__Task__
Restate every record exactly, with nothing skipped.

*** Opening of Dataset extract ***

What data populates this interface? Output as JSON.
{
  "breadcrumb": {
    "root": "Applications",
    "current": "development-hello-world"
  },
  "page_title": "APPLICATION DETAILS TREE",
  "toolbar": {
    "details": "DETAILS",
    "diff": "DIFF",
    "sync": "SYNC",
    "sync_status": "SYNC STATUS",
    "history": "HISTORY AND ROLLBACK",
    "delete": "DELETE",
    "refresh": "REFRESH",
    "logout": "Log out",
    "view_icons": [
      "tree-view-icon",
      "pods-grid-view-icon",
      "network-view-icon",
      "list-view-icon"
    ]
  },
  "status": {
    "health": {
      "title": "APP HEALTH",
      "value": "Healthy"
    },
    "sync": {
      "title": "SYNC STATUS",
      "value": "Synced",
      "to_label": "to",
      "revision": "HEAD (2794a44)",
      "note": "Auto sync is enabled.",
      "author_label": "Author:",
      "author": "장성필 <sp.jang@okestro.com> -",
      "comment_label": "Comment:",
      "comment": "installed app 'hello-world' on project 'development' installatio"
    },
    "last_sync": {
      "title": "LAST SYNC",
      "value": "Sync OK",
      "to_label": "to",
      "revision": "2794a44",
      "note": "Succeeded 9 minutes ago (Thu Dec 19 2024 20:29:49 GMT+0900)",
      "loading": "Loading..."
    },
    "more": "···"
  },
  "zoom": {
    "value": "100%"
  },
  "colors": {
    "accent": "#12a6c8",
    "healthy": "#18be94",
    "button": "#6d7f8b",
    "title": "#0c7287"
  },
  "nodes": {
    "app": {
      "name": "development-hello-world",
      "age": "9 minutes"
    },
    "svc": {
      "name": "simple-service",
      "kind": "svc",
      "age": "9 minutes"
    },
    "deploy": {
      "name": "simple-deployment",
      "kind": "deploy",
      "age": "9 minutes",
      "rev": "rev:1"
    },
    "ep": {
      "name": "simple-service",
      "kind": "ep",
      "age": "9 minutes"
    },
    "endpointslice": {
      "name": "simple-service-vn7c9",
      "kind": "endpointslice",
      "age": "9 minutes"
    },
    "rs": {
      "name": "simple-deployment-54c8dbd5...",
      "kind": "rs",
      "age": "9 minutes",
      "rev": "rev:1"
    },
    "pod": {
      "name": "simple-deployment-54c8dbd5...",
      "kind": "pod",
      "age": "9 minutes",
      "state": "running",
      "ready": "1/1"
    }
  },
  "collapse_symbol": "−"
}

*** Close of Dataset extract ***

__Solution to this exercise__
What data populates this interface? Output as JSON.
{
  "breadcrumb": {
    "root": "Applications",
    "current": "development-hello-world"
  },
  "page_title": "APPLICATION DETAILS TREE",
  "toolbar": {
    "details": "DETAILS",
    "diff": "DIFF",
    "sync": "SYNC",
    "sync_status": "SYNC STATUS",
    "history": "HISTORY AND ROLLBACK",
    "delete": "DELETE",
    "refresh": "REFRESH",
    "logout": "Log out",
    "view_icons": [
      "tree-view-icon",
      "pods-grid-view-icon",
      "network-view-icon",
      "list-view-icon"
    ]
  },
  "status": {
    "health": {
      "title": "APP HEALTH",
      "value": "Healthy"
    },
    "sync": {
      "title": "SYNC STATUS",
      "value": "Synced",
      "to_label": "to",
      "revision": "HEAD (2794a44)",
      "note": "Auto sync is enabled.",
      "author_label": "Author:",
      "author": "장성필 <sp.jang@okestro.com> -",
      "comment_label": "Comment:",
      "comment": "installed app 'hello-world' on project 'development' installatio"
    },
    "last_sync": {
      "title": "LAST SYNC",
      "value": "Sync OK",
      "to_label": "to",
      "revision": "2794a44",
      "note": "Succeeded 9 minutes ago (Thu Dec 19 2024 20:29:49 GMT+0900)",
      "loading": "Loading..."
    },
    "more": "···"
  },
  "zoom": {
    "value": "100%"
  },
  "colors": {
    "accent": "#12a6c8",
    "healthy": "#18be94",
    "button": "#6d7f8b",
    "title": "#0c7287"
  },
  "nodes": {
    "app": {
      "name": "development-hello-world",
      "age": "9 minutes"
    },
    "svc": {
      "name": "simple-service",
      "kind": "svc",
      "age": "9 minutes"
    },
    "deploy": {
      "name": "simple-deployment",
      "kind": "deploy",
      "age": "9 minutes",
      "rev": "rev:1"
    },
    "ep": {
      "name": "simple-service",
      "kind": "ep",
      "age": "9 minutes"
    },
    "endpointslice": {
      "name": "simple-service-vn7c9",
      "kind": "endpointslice",
      "age": "9 minutes"
    },
    "rs": {
      "name": "simple-deployment-54c8dbd5...",
      "kind": "rs",
      "age": "9 minutes",
      "rev": "rev:1"
    },
    "pod": {
      "name": "simple-deployment-54c8dbd5...",
      "kind": "pod",
      "age": "9 minutes",
      "state": "running",
      "ready": "1/1"
    }
  },
  "collapse_symbol": "−"
}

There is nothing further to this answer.